Confusion persists over tower block safety measures
Thursday, 20th July 2017
The Chalcots estate evacuation
A SERIOUS charge can be levelled at senior Camden council officials and elected representatives: Why did they ignore their own commissioned report that found flats on the Chalcots estate posed a “moderate” fire risk?
Whether this report would have come to light so soon without the Grenfell disaster we do not know.
What we do know is that it was after the Green Party councillor Sian Berry asked for historic fire risk assessments that council leader Georgia Gould said they would be published.
It took nearly three weeks before publication last week on the council’s website.
Was the delay caused by the fact that few – if any – of the top level of officials and senior councillors knew of its existence in the past 14 months since its publication in April, 2016? Was it only known by officials lower down the chain? And, if so, what does this say of the mechanism of leadership at the Town Hall?
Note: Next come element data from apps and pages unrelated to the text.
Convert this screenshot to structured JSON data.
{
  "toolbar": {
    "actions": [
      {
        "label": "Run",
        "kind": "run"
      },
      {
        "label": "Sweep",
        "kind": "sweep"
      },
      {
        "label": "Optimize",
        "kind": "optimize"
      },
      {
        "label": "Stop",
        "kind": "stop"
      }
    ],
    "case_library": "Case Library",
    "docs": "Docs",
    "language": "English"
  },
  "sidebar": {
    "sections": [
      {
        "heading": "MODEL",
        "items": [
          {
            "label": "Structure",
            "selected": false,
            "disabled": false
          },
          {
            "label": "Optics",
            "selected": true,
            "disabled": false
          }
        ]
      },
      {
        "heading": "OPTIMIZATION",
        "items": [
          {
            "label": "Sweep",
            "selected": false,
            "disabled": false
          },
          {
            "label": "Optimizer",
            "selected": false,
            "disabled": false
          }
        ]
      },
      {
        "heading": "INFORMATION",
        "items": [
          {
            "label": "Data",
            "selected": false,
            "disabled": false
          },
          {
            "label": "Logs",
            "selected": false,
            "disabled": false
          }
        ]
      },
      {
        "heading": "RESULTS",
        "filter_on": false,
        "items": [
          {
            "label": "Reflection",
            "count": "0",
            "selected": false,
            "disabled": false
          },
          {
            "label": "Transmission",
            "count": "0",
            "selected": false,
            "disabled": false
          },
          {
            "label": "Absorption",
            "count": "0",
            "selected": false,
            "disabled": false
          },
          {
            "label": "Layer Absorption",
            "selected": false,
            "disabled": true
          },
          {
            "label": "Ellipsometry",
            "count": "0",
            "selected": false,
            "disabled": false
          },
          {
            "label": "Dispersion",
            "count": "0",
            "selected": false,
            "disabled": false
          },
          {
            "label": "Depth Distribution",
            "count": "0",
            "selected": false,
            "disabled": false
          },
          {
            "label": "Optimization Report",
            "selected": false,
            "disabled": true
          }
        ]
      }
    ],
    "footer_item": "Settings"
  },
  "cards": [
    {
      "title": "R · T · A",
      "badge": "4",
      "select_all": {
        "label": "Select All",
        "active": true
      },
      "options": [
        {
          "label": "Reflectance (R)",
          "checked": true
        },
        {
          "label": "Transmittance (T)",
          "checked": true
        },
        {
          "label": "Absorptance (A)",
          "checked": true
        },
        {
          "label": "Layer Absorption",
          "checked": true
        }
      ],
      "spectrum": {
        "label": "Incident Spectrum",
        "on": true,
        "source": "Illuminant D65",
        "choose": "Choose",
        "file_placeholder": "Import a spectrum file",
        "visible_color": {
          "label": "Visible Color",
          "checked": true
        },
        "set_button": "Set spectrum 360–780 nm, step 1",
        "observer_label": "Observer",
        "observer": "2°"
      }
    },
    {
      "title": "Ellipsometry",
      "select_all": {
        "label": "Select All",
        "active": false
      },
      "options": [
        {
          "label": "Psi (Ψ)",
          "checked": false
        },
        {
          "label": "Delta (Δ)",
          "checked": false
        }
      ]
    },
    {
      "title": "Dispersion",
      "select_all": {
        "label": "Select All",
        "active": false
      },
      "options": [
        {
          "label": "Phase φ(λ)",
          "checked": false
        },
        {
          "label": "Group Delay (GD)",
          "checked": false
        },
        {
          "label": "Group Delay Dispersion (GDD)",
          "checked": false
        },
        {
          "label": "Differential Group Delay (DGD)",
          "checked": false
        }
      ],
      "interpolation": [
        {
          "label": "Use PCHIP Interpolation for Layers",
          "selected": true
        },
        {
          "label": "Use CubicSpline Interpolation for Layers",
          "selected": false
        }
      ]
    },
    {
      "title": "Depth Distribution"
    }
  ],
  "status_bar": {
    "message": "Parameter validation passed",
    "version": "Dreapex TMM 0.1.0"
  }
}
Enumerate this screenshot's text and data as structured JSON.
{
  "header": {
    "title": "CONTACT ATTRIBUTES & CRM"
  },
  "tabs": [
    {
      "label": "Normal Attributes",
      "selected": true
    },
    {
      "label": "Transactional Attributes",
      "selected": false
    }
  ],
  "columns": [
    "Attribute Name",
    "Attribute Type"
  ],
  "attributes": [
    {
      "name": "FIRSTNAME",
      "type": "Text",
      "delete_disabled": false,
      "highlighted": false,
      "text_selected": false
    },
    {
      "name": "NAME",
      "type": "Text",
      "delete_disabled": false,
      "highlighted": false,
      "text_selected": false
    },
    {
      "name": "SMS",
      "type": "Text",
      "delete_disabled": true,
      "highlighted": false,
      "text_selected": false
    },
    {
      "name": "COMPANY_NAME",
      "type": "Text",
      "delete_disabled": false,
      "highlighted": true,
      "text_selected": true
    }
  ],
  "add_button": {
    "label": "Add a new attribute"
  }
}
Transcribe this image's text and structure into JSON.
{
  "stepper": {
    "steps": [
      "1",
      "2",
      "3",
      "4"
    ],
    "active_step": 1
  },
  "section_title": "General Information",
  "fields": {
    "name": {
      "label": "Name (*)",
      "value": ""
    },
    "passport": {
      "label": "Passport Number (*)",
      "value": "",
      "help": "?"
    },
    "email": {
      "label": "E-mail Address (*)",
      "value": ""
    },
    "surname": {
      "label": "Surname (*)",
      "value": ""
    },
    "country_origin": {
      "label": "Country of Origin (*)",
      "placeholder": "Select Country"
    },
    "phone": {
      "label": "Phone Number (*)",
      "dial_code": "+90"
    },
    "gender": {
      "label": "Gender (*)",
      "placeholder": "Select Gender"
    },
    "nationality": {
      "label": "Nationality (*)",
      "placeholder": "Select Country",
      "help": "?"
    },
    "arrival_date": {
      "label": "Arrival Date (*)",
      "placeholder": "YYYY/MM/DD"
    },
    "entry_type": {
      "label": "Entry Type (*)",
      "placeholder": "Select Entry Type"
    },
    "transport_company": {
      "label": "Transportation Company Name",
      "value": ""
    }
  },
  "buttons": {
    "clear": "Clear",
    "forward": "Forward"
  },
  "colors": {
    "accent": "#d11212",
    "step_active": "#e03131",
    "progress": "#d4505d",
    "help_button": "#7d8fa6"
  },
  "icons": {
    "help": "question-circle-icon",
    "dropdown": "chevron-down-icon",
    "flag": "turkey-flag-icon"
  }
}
To some extent the dilly-dallying over the publication of the report reflects a set of manoeuvres that has bedevilled the whole crisis.
First there is a rush of decision-making that leads to a chaotic evacuation of the estate on the grounds that the lives of tenants are at risk if they stay in their tower blocks, and then days and weeks later an almost weary acceptance that if they want to return even before fire precautions are carried out, then let them stay.
Meanwhile, questions galore arise from the delayed report that should have been carefully scrutinised by, at the very least, senior councillors – for as councillors they represent the council which has a duty of care as the landlord of the council’s tenants.
Now that there is growing recognition nationally that it was a loosening of regulations that led to the Grenfell inferno, councillors need to know what is being done in their name.
This is the least tenants would expect of them.
While, for example, it is believed sprinklers and fire alarms are essential they are not thought to be of importance by the “experts”, Euro Compliance Ltd, who carried out the report. It goes without saying, of course, that the report sees the importance of fire doors – palpably lacking for years in quality and numbers on the estate.
So, it’s No to sprinklers and fire alarms, according to the report. What, we wonder, will |the council’s tenants think of it – not only on the estate but throughout the borough?